national origin and religion. The complaint asserts three federal
causes of action, under: (1) the Age Discrimination in Employment
Act ("ADEA"), 29 U.S.C. § 621 et seq.; (2) Title VII of the
Civil Rights Act of 1964 ("Title VII"), 42 U.S.C. § 2000e et
seq.; and (3) 42 U.S.C. § 1981. Plaintiff also asserts claims under the New
York State Human Rights Law ("HRL"), N.Y. Exec. L. § 296, Labor
Law § 193, and New York common law theories of breach of contract
and fraudulent inducement. Plaintiff seeks back pay, front pay or
reinstatement, compensatory and punitive damages, and attorney's
I. Defendant's Motion for Summary Judgment
A. Race/National Origin/Religion Discrimination Claims
In his claims under Title VII and § 1981, plaintiff alleges
that GM discriminated against him on account of his race,
national origin and religion.

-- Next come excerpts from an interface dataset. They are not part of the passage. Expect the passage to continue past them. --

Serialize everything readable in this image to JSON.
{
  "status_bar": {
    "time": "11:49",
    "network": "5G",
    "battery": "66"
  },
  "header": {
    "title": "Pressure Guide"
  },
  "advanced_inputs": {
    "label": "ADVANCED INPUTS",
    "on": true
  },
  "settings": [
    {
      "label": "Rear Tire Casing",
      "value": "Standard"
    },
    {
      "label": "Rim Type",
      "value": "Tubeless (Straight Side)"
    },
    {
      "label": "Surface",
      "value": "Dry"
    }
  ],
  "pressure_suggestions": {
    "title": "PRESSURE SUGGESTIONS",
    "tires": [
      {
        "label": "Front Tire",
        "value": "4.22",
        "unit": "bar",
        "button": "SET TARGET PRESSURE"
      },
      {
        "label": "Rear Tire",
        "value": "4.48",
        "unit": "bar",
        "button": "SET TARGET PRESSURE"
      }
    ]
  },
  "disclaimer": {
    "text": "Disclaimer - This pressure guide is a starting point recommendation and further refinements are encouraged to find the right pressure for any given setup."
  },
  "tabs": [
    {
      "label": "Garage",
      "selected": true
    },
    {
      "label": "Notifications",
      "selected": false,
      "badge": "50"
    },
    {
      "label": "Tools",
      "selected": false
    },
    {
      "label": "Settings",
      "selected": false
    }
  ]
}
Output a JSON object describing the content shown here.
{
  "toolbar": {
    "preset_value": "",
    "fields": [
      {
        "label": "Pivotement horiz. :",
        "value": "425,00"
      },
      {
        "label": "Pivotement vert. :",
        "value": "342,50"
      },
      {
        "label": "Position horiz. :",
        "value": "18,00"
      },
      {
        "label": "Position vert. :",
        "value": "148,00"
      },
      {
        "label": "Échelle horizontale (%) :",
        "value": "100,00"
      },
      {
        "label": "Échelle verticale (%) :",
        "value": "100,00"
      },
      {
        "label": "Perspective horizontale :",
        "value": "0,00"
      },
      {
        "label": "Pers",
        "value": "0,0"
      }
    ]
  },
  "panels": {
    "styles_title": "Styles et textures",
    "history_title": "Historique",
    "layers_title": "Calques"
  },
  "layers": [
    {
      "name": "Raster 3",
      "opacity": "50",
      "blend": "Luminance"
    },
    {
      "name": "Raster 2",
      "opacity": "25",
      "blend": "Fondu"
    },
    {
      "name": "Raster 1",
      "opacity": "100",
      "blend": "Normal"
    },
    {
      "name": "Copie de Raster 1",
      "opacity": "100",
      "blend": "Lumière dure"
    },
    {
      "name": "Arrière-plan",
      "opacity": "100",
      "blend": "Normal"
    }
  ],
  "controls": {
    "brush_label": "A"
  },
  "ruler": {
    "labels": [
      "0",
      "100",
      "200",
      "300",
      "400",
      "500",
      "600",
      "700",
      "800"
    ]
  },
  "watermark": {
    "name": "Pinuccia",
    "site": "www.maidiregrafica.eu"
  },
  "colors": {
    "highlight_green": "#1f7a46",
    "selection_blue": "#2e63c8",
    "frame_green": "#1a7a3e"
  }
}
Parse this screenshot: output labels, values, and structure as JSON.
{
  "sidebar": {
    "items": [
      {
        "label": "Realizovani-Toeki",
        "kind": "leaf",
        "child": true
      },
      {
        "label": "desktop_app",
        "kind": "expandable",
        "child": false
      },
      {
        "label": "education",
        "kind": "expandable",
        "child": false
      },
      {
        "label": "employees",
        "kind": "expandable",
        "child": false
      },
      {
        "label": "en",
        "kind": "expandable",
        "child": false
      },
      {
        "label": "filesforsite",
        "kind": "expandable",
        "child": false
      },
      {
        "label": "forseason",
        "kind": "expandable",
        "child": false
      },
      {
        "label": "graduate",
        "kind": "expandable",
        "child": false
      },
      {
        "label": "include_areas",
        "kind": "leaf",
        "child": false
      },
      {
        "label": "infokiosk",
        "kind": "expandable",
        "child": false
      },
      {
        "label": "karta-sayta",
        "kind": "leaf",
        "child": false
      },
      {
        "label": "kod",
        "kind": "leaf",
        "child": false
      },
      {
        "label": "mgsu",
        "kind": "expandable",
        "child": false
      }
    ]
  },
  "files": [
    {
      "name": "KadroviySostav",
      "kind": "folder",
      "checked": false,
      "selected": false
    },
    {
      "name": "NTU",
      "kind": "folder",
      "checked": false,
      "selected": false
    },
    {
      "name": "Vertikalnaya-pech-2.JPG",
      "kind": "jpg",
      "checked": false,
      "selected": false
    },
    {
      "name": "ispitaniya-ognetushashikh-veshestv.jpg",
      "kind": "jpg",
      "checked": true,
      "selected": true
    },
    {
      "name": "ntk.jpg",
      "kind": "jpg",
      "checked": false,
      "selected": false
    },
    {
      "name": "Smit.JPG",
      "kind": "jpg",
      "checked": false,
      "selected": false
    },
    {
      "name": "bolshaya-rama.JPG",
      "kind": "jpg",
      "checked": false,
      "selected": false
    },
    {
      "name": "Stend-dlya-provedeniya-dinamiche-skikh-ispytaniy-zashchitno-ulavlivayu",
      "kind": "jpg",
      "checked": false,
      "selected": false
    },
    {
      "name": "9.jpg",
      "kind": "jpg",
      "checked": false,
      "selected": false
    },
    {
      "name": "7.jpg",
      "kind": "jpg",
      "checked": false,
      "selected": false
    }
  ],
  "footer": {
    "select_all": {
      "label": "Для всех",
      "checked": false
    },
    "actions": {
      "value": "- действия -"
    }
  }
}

These claims must be dismissed.
All of these claims are analyzed under the burden-shifting
analysis set forth in McDonnell Douglas Corp. v. Green,
411 U.S. 792
First, a plaintiff must establish a prima facie
case of . . . discrimination [based on his membership
in a protected category]. Once the plaintiff has made
out a prima facie case, the employer is required to
offer a legitimate, nondiscriminatory business
rationale for its actions. If the employer
articulates such a reason, the plaintiff has the
burden of proving that his [membership in the
protected category] was the real reason for his
Schnabel v. Abramson, 232 F.3d 83
, 87 (2d Cir. 2000) (internal
citations omitted); accord Terry v. Ashcroft, 336 F.3d 128
137-38 (2d Cir. 2003).*fn2
In the case at bar, defendant concedes, for purposes of its
summary judgment motion, that plaintiff has satisfied the first
three prongs of his prima facie case. Defendant contends,
however, that plaintiff cannot satisfy the fourth: that the circumstances
of his discharge give rise to an inference of unlawful
discrimination.*fn3 Since defendant has proffered a
legitimate, nondiscriminatory reason for its actions, however
that plaintiff's performance was unsatisfactory I will proceed
to the ultimate issue of whether plaintiff has presented
sufficient evidence of pretext to give rise to a genuine issue of
material fact. See United States Postal Service Bd. of Governors
v. Aikens, 460 U.S. 711, 715 (1983) ("Where the defendant has
done everything that would be required of him if the plaintiff
had properly made out a prima facie case, whether the plaintiff
really did so is no longer relevant"); Wado v. Xerox Corp.,
991 F. Supp. 174, 187 (W.D.N.Y. 1998) (where defendant proffered
legitimate, nondiscriminatory reasons for plaintiffs'
terminations, court would "assume that [each plaintiff] ha[d]
made out a prima facie case, and proceed to consider whether the
plaintiff ha[d] presented sufficient evidence to create a triable issue of fact
about whether Xerox's proffered reason [wa]s a pretext for
discrimination"), aff'd, 196 F.3d 358 (2d Cir. 1999).
In so doing, I must "examin[e] the entire record to determine
whether the plaintiff could satisfy his `ultimate burden of
persuading the trier of fact that the defendant intentionally
discriminated against the plaintiff.'" Schnabel, 232 F.3d at 90
(quoting Reeves, 530 U.S. at 143). The court must "analyze the
particular evidence to determine whether it reasonably supports
an inference of the facts plaintiff must prove particularly
discrimination." Evidence of pretext may be probative of
discrimination, see Reeves, 530 U.S. at 147. At the same time,
however, evidence satisfying McDonnell Douglas's minimal
requirements of a prima facie case plus evidence from which a
factfinder could find that the employer's explanation was false
does not necessarily require submission to the jury. James v.
New York Racing Ass'n, 233 F.3d 149, 157 (2d Cir. 2000). The
"bottom line" is simply whether, viewing the entire record, it
can fairly be said that "the plaintiff can point to evidence that
reasonably supports a finding of prohibited discrimination."
James, 233 F.3d at 154.
Plaintiff's evidence of discrimination based on his race,
national origin, or religion can generously be described as
scant. Virtually the only evidence he has is his testimony that
on one occasion a coworker, Hacin Sennoun (who was also an Arab,
see Beshty Depo. Tr. at 167), told plaintiff that another
employee, John Salvador, had said to ...